Getting past the story, performances, and regular cinematic components, The Drownsman reveals itself to be a lousy excuse for a Blu-Ray. I’ve seen some lackluster efforts burned to disk before, but whoever was in charge of sound quality must have been pulled into a water bottle before finishing the job. There are two glaring moments when characters are talking, and the audio quality sounds like it’s being filtered through an iPhone. This tinny, off-kilter overdub sounds nothing like the Dolby TrueHD 5.1 audio classification, and sounds more like it’s being transferred through two cans and a string. The 1080p visuals aren’t anything to write home about, but The Drownsman’s saturated green lair does make for a creepy atmosphere, and a few bursts of color from a lit flair provide some other glistening screengrabs – but that’s about it. At least the visuals don’t show any signs of error, unlike the shoddy audio track.
As far as special features go, here’s what lurks under the surface:
Seriously. There isn’t a single special nugget hidden anywhere on this Blu-Ray. Not even a director’s commentary or quick little interview snippet. It’s a shame because as a horror fan, I would have loved to hear how The Drownsman was born as a slasher hopeful, and what old-school influences spawned such a water-logged monster. But, alas, not a single attempt was made to beef up Chard Archibald’s latest tale of terror. Between the lack of additional goodies and inexcusable transfer glitches, buyers are going to be quite disappointed by such a haphazardly bare-bones assembly.
As a film, The Drownsman dares to attempt something different, but capsizes after charting the same waters scene by scene.
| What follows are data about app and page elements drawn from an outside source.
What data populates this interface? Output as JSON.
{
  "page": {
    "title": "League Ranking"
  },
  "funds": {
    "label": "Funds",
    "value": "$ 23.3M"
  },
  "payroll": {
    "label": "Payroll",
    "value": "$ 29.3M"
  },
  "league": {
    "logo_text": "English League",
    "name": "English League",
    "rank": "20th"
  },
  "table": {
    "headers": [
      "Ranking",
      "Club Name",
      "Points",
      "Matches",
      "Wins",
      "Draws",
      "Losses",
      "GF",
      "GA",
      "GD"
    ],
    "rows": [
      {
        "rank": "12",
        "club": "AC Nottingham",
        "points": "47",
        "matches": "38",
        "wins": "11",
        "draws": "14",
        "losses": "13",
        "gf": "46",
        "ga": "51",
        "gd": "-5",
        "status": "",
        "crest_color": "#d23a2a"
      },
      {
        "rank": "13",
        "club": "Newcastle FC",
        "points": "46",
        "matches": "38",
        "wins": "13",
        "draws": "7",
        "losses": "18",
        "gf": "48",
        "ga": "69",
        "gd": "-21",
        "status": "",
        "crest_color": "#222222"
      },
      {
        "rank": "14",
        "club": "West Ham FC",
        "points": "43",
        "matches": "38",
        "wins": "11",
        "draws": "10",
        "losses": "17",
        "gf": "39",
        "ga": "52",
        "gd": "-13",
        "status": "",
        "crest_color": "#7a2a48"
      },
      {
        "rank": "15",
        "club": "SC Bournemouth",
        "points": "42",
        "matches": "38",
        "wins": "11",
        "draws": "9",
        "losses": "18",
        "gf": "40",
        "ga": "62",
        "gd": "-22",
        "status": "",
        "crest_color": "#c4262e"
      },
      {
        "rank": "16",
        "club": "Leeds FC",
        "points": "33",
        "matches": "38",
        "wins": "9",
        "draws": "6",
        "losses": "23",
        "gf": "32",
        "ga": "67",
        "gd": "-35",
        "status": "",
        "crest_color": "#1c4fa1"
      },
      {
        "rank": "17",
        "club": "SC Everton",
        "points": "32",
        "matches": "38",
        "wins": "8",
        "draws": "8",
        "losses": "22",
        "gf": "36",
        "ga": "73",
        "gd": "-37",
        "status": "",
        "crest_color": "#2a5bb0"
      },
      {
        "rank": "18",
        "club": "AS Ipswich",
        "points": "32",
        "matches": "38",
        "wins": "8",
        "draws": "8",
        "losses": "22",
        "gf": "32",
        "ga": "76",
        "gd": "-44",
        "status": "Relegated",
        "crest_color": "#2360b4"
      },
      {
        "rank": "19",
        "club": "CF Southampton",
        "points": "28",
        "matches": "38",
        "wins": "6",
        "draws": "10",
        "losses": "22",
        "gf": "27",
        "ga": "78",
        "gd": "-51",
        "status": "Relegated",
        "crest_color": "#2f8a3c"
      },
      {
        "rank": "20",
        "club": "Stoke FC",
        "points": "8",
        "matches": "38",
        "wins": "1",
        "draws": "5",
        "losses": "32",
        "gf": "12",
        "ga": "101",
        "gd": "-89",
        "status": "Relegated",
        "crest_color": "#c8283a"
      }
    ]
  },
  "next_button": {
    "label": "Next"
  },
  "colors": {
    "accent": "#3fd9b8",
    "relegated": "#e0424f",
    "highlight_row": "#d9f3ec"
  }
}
As a Blu-Ray, The Drownsman sinks harder than the Titanic. None of the actresses strike a particularly memorable chord, Canadian accents fly aboot with no restraint, and The Drownsman himself doesn’t provide the imposing adversary our nightmares so desperately cry for. Unless pruney skin is your greatest phobia, skip The Drownsman and revel in the camp-tastic classics of yesteryear – especially if you’re thinking of giving this Blu-Ray a purchase.
The Drownsman is a fresh concept, but can we really be scared by a monster who could be lurking in a water bottle?